Sen. Wayne Schmidt
After eight months of fact-finding, the commission created by Gov. Rick Snyder to study Michigan’s infrastructure systems recently presented its findings. Thirty-nine percent of our roads and 27 percent of our bridges are structurally deficient. Aging water and sewer infrastructure systems also led to closures at nearly 25 percent of Michigan beaches due to contamination in 2015. The list goes on.
While these infrastructure problems are deeply serious, they should not be unexpected. Michigan ranks near the bottom of states investing in infrastructure. According to the report, “…maintenance has been deferred for decades, leaving us in a state of disrepair.”
As our state and federal elected officials, including me, identify ways to address these spending shortfalls, we should consider and learn from infrastructure success stories. Freight railroads — and their efficient, world-renowned 140,000-mile network — are a prime example of how private investments can generate innumerable public benefits.
Trains help to power the economy, hauling 40 percent of intercity freight and one-third of U.S. imports. They connect Detroit’s auto manufacturers to markets near and far, they provide businesses in Northern Michigan, Traverse City, Saginaw, the Upper Peninsula and elsewhere with the raw materials needed for production, and they deliver for consumers every day.
And this success story — rail’s productivity, efficiency — is born of a deep commitment to infrastructure investment. Freight rail companies have put a collective $600 billion into building, maintaining and expanding the national rail network since 1980. Over the last five years they’ve spent $26 billion annually, some 40 cents of every dollar earned. These investments generated $274 billion in economic activity and nearly $33 billion in total tax revenues in 2014, according to a Towson University study.
But prior to 1980, the freight rail network had a lot in common with Michigan’s current failing infrastructure systems. Government intrusion into the railroad business — rate and schedule controls, for example — had driven many rail carriers into bankruptcy. Deferred maintenance was similarly the rule of the day, as most companies were not earning enough to reinvest into the maintenance of their lines.

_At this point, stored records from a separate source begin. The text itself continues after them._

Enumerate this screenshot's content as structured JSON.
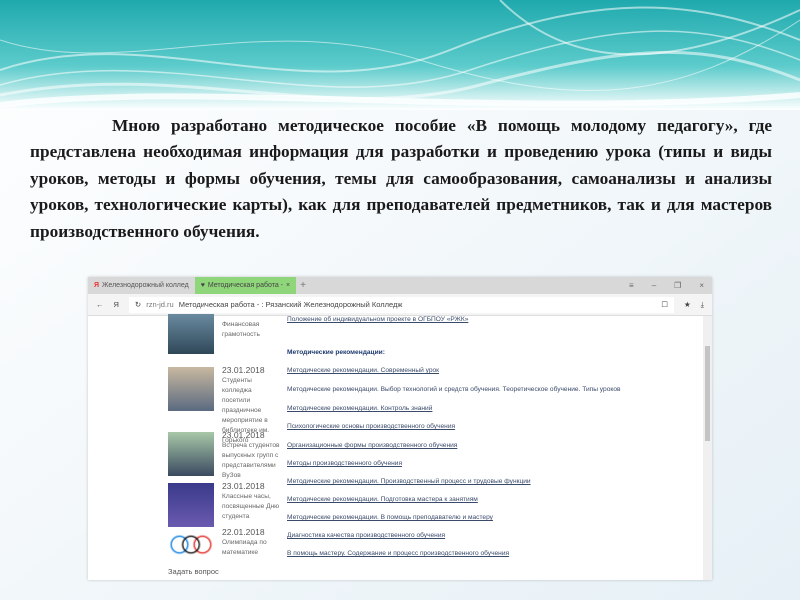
{
  "slide": {
    "paragraph": "Мною разработано методическое пособие «В помощь молодому педагогу», где представлена необходимая информация для разработки и проведению урока (типы и  виды уроков, методы и формы обучения, темы для самообразования, самоанализы и анализы уроков, технологические карты), как для преподавателей предметников, так и для мастеров производственного обучения."
  },
  "browser": {
    "tabs": [
      {
        "label": "Железнодорожный коллед"
      },
      {
        "label": "Методическая работа -"
      }
    ],
    "tab_close": "×",
    "new_tab": "+",
    "window_controls": [
      "≡",
      "–",
      "❐",
      "×"
    ],
    "address": {
      "host": "rzn-jd.ru",
      "title": "Методическая работа - : Рязанский Железнодорожный Колледж"
    },
    "news": [
      {
        "date": "",
        "text": "Финансовая грамотность"
      },
      {
        "date": "23.01.2018",
        "text": "Студенты колледжа посетили праздничное мероприятие в библиотеке им. Горького"
      },
      {
        "date": "23.01.2018",
        "text": "Встреча студентов выпускных групп с представителями ВуЗов"
      },
      {
        "date": "23.01.2018",
        "text": "Классные часы, посвященные Дню студента"
      },
      {
        "date": "22.01.2018",
        "text": "Олимпиада по математике"
      }
    ],
    "ask_question": "Задать вопрос",
    "links": [
      "Положение об индивидуальном проекте в ОГБПОУ «РЖК»",
      "Методические рекомендации:",
      "Методические рекомендации. Современный урок",
      "Методические рекомендации. Выбор технологий и средств обучения. Теоретическое обучение. Типы уроков",
      "Методические рекомендации. Контроль знаний",
      "Психологические основы производственного обучения",
      "Организационные формы производственного обучения",
      "Методы производственного обучения",
      "Методические рекомендации. Производственный процесс и трудовые функции",
      "Методические рекомендации. Подготовка мастера к занятиям",
      "Методические рекомендации. В помощь преподавателю и мастеру",
      "Диагностика качества производственного обучения",
      "В помощь мастеру. Содержание и процесс производственного обучения"
    ]
  },
  "colors": {
    "header_teal": "#2bb5b8",
    "active_tab": "#8fd67a",
    "link": "#3a4a6a"
  }
}
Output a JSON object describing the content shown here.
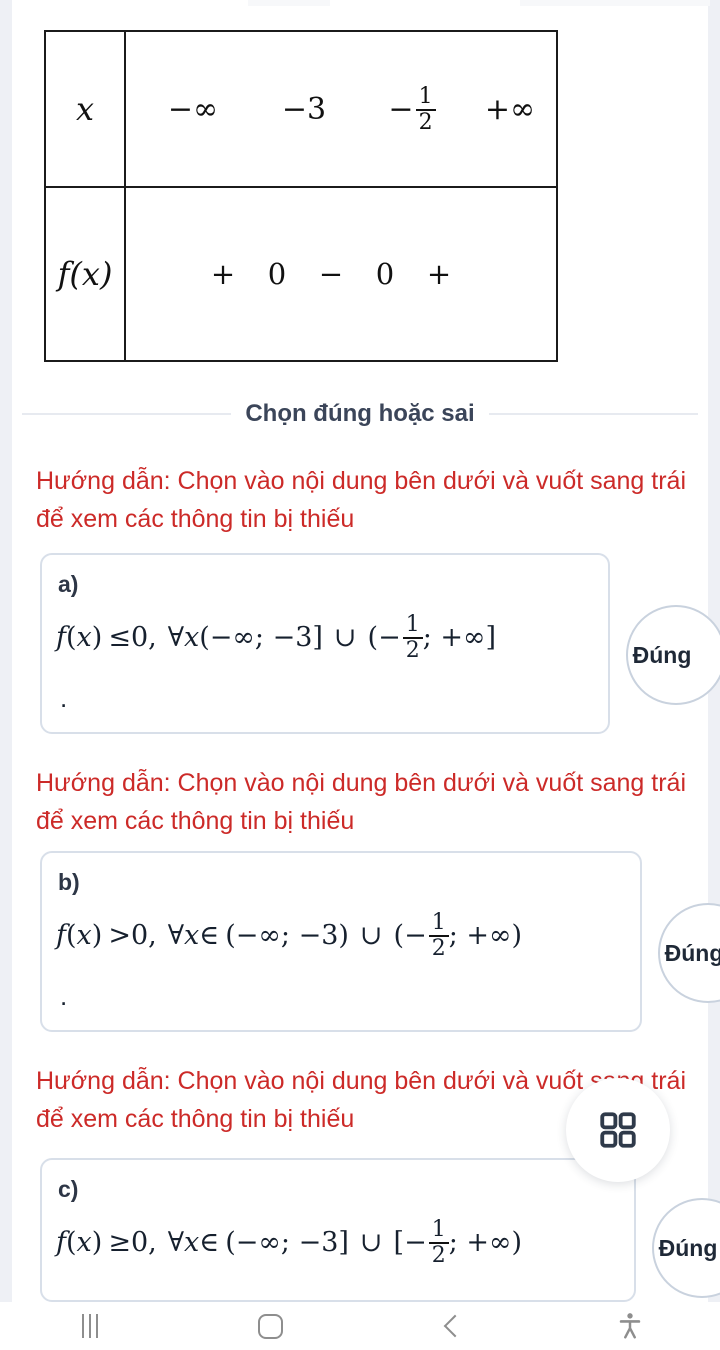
{
  "sign_table": {
    "row_labels": [
      "x",
      "f(x)"
    ],
    "x_values": [
      "−∞",
      "−3",
      "−½",
      "+∞"
    ],
    "x_values_display": [
      {
        "text": "−∞"
      },
      {
        "text": "−3"
      },
      {
        "text": "−",
        "fraction": {
          "num": "1",
          "den": "2"
        }
      },
      {
        "text": "+∞"
      }
    ],
    "f_signs": [
      "+",
      "0",
      "−",
      "0",
      "+"
    ]
  },
  "section": {
    "divider_label": "Chọn đúng hoặc sai"
  },
  "hints": [
    "Hướng dẫn: Chọn vào nội dung bên dưới và vuốt sang trái để xem các thông tin bị thiếu",
    "Hướng dẫn: Chọn vào nội dung bên dưới và vuốt sang trái để xem các thông tin bị thiếu",
    "Hướng dẫn: Chọn vào nội dung bên dưới và vuốt sang trái để xem các thông tin bị thiếu"
  ],
  "questions": [
    {
      "label": "a)",
      "expression": "f(x) ≤ 0, ∀x(−∞; −3] ∪ (− 1/2 ; +∞]",
      "parts": {
        "fx": "f",
        "open": "(",
        "var": "x",
        "close": ")",
        "relation": "≤",
        "zero": "0,",
        "forall": "∀",
        "var2": "x",
        "member": "",
        "interval1": "(−∞; −3]",
        "union": "∪",
        "interval2_open": "(−",
        "frac_num": "1",
        "frac_den": "2",
        "interval2_tail": "; +∞]"
      },
      "trailing_dot": ".",
      "button_label": "Đúng"
    },
    {
      "label": "b)",
      "expression": "f(x) > 0, ∀x ∈ (−∞; −3) ∪ (− 1/2 ; +∞)",
      "parts": {
        "fx": "f",
        "open": "(",
        "var": "x",
        "close": ")",
        "relation": ">",
        "zero": "0,",
        "forall": "∀",
        "var2": "x",
        "member": "∈",
        "interval1": "(−∞; −3)",
        "union": "∪",
        "interval2_open": "(−",
        "frac_num": "1",
        "frac_den": "2",
        "interval2_tail": "; +∞)"
      },
      "trailing_dot": ".",
      "button_label": "Đúng"
    },
    {
      "label": "c)",
      "expression": "f(x) ≥ 0, ∀x ∈ (−∞; −3] ∪ [− 1/2 ; +∞)",
      "parts": {
        "fx": "f",
        "open": "(",
        "var": "x",
        "close": ")",
        "relation": "≥",
        "zero": "0,",
        "forall": "∀",
        "var2": "x",
        "member": "∈",
        "interval1": "(−∞; −3]",
        "union": "∪",
        "interval2_open": "[−",
        "frac_num": "1",
        "frac_den": "2",
        "interval2_tail": "; +∞)"
      },
      "trailing_dot": "",
      "button_label": "Đúng"
    }
  ],
  "fab": {
    "icon": "grid-2x2-icon"
  },
  "navbar": {
    "items": [
      {
        "icon": "recents-icon"
      },
      {
        "icon": "home-icon"
      },
      {
        "icon": "back-icon"
      },
      {
        "icon": "accessibility-icon"
      }
    ]
  },
  "colors": {
    "hint_red": "#cc2a28",
    "divider_label": "#3b4559",
    "card_border": "#d8dfe9",
    "page_bg": "#eef0f5"
  }
}
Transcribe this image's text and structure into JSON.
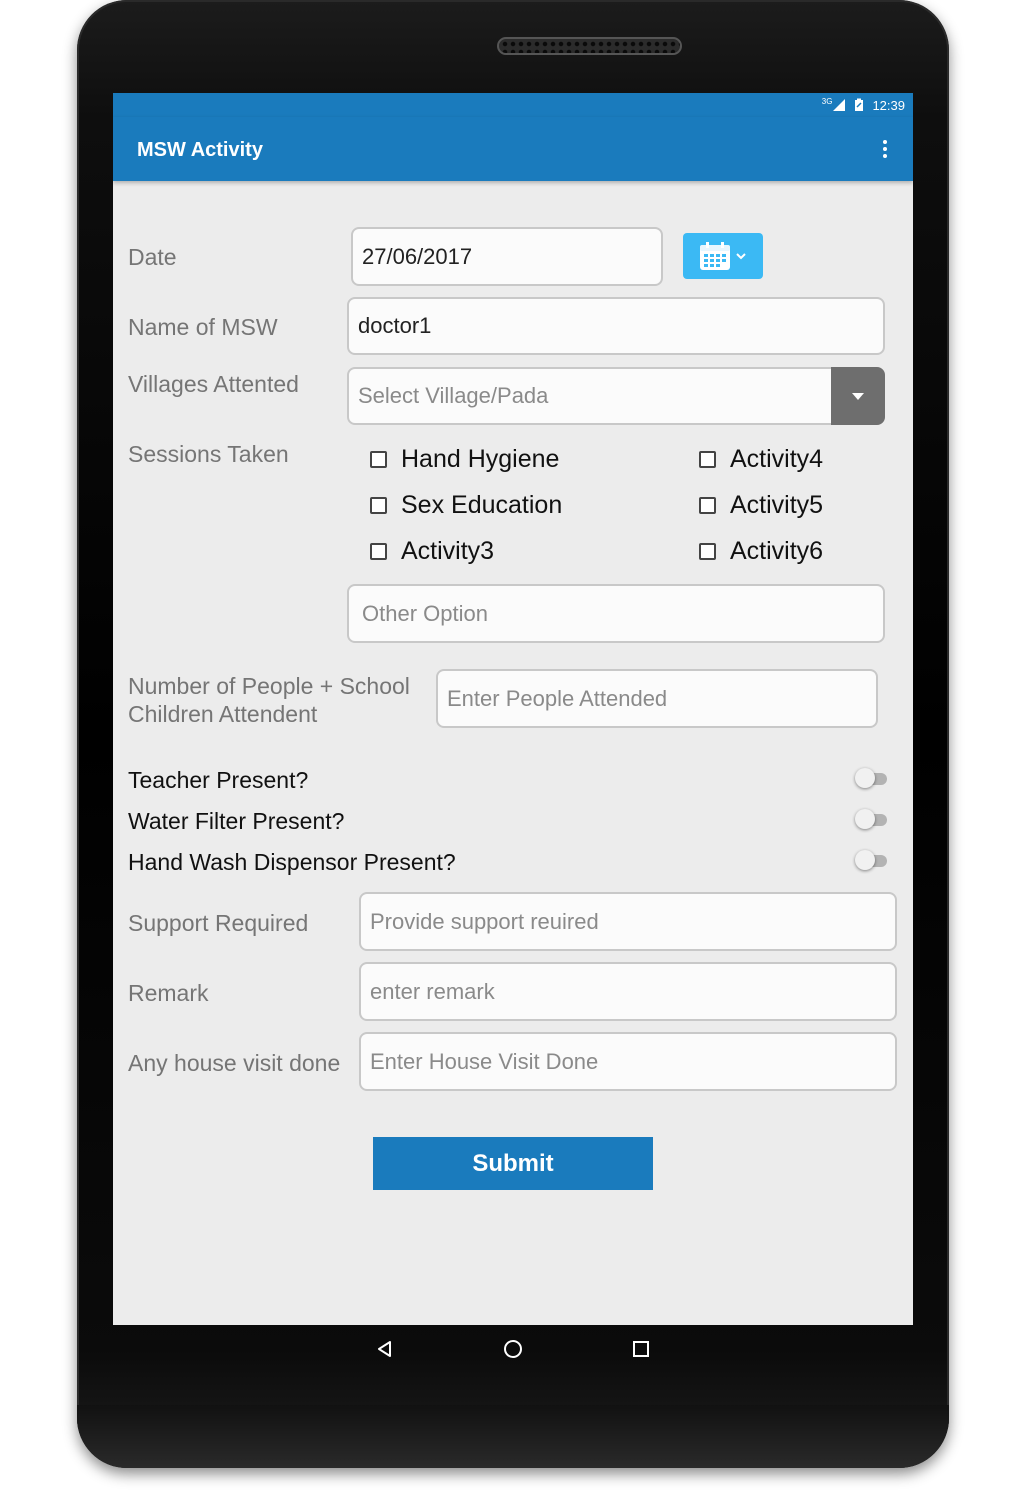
{
  "status_bar": {
    "time": "12:39",
    "network": "3G"
  },
  "app_bar": {
    "title": "MSW Activity",
    "menu_icon": "more-vert-icon"
  },
  "form": {
    "date": {
      "label": "Date",
      "value": "27/06/2017",
      "picker_icon": "calendar-icon"
    },
    "name": {
      "label": "Name of MSW",
      "value": "doctor1"
    },
    "villages": {
      "label": "Villages Attented",
      "placeholder": "Select Village/Pada"
    },
    "sessions": {
      "label": "Sessions Taken",
      "options": [
        {
          "label": "Hand Hygiene",
          "checked": false
        },
        {
          "label": "Sex Education",
          "checked": false
        },
        {
          "label": "Activity3",
          "checked": false
        },
        {
          "label": "Activity4",
          "checked": false
        },
        {
          "label": "Activity5",
          "checked": false
        },
        {
          "label": "Activity6",
          "checked": false
        }
      ],
      "other_placeholder": "Other Option"
    },
    "people": {
      "label_line1": "Number of People + School",
      "label_line2": "Children Attendent",
      "placeholder": "Enter People Attended"
    },
    "toggles": [
      {
        "label": "Teacher Present?",
        "on": false
      },
      {
        "label": "Water Filter Present?",
        "on": false
      },
      {
        "label": "Hand Wash Dispensor Present?",
        "on": false
      }
    ],
    "support": {
      "label": "Support Required",
      "placeholder": "Provide support reuired"
    },
    "remark": {
      "label": "Remark",
      "placeholder": "enter remark"
    },
    "house_visit": {
      "label": "Any house visit done",
      "placeholder": "Enter House Visit Done"
    },
    "submit_label": "Submit"
  },
  "colors": {
    "primary": "#1a7bbd",
    "calendar_button": "#3bb9f4",
    "background": "#ececec"
  }
}
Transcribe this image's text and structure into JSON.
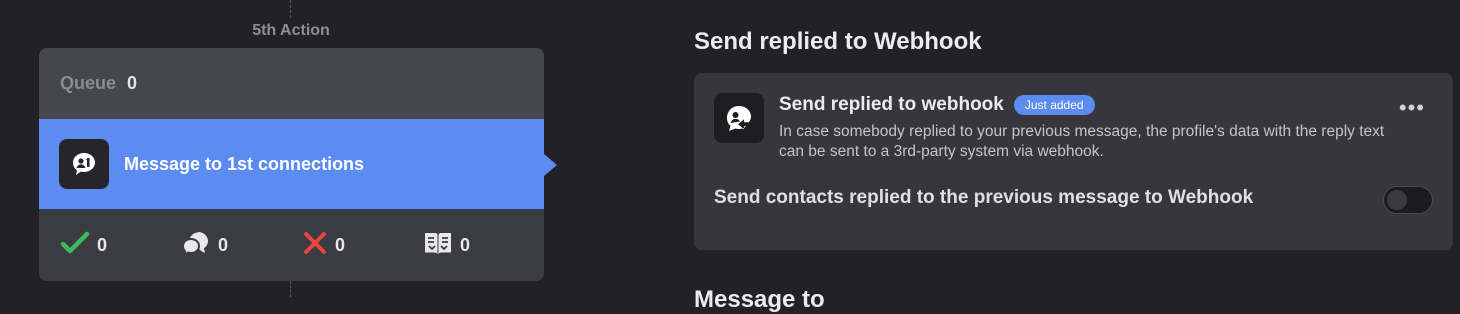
{
  "flow": {
    "action_label": "5th Action",
    "queue_label": "Queue",
    "queue_count": "0",
    "message_title": "Message to 1st connections",
    "stats": {
      "accepted": "0",
      "replied": "0",
      "failed": "0",
      "skipped": "0"
    }
  },
  "panel": {
    "section_title": "Send replied to Webhook",
    "card": {
      "title": "Send replied to webhook",
      "badge": "Just added",
      "description": "In case somebody replied to your previous message, the profile's data with the reply text can be sent to a 3rd-party system via webhook.",
      "more_icon": "more-dots-icon",
      "toggle_label": "Send contacts replied to the previous message to Webhook",
      "toggle_on": false
    },
    "next_section_title": "Message to"
  },
  "colors": {
    "accent": "#5c8cf2",
    "success": "#3dbb5a",
    "danger": "#e8453c",
    "background": "#222226"
  }
}
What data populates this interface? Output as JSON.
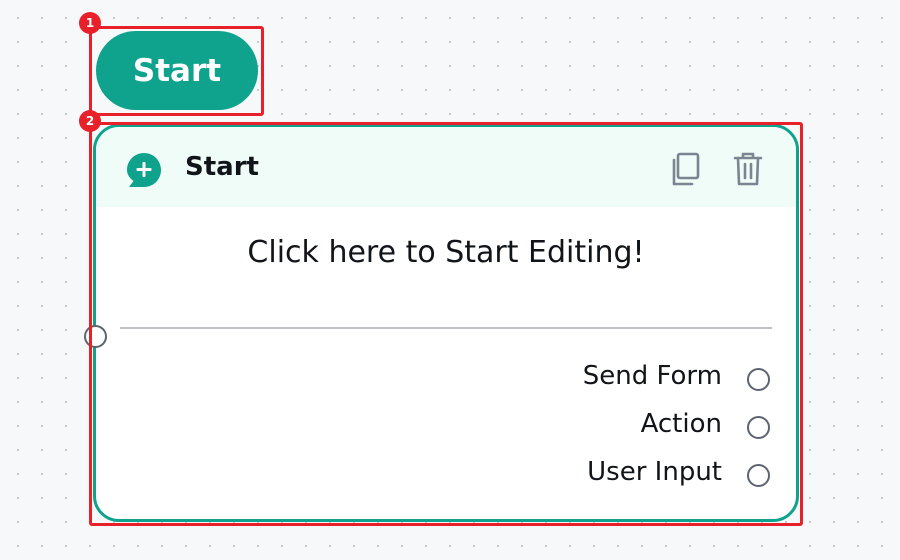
{
  "start_pill": {
    "label": "Start"
  },
  "node": {
    "title": "Start",
    "body_text": "Click here to Start Editing!",
    "options": [
      {
        "label": "Send Form"
      },
      {
        "label": "Action"
      },
      {
        "label": "User Input"
      }
    ]
  },
  "annotations": [
    {
      "number": "1"
    },
    {
      "number": "2"
    }
  ],
  "icons": {
    "node_icon": "chat-plus-icon",
    "copy": "copy-icon",
    "delete": "trash-icon"
  },
  "colors": {
    "accent": "#0fa38d",
    "header_bg": "#effcf7",
    "annotation": "#e8202a",
    "handle_border": "#5b6470"
  }
}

The Staggers Rail Act of 1980 reversed this faltering course for freight railroads. The legislation provided a balanced regulatory framework for carriers, allowing them to run like businesses without the government intruding in day-to-day operations.
While the economic deregulation of railroads has resulted in increased productivity, lower shipping rates and huge safety gains in the intervening years, the Surface Transportation Board (STB) recently proposed a set of rules that would undermine the whole system. The STB, which provides economic oversight to freight railroads, is considering something called “forced access,” which would require rail companies to open their lines to competitors — at rates and schedules determined by the government.
This raises a number of red flags. As discussed, infrastructure investment is crucial — for our citizens, businesses, and the economy. Reregulation would fly in the face of this assessment, ultimately undermining railroads’ ability to invest in their infrastructure. We saw rail infrastructure fall apart in the pre-Staggers era, and there’s no reason to think there would be a different outcome today.
In fact, one estimate says government-mandated rail traffic controls could jeopardize $8 billion in rail revenues, undermining the ability of railroads to invest back into track and equipment, and impact an estimated 7.5 million carloads of traffic.
Today, when we know that Michigan must spend $4 billion more annually on infrastructure to make up for our current gap, we must embrace the pieces of our infrastructure system that work. Private freight rail spending not only works for Michigan, it powers the national economy and provides an excellent “user-pay” example to emulate. Let’s not hamper rail’s private spending with new regulations.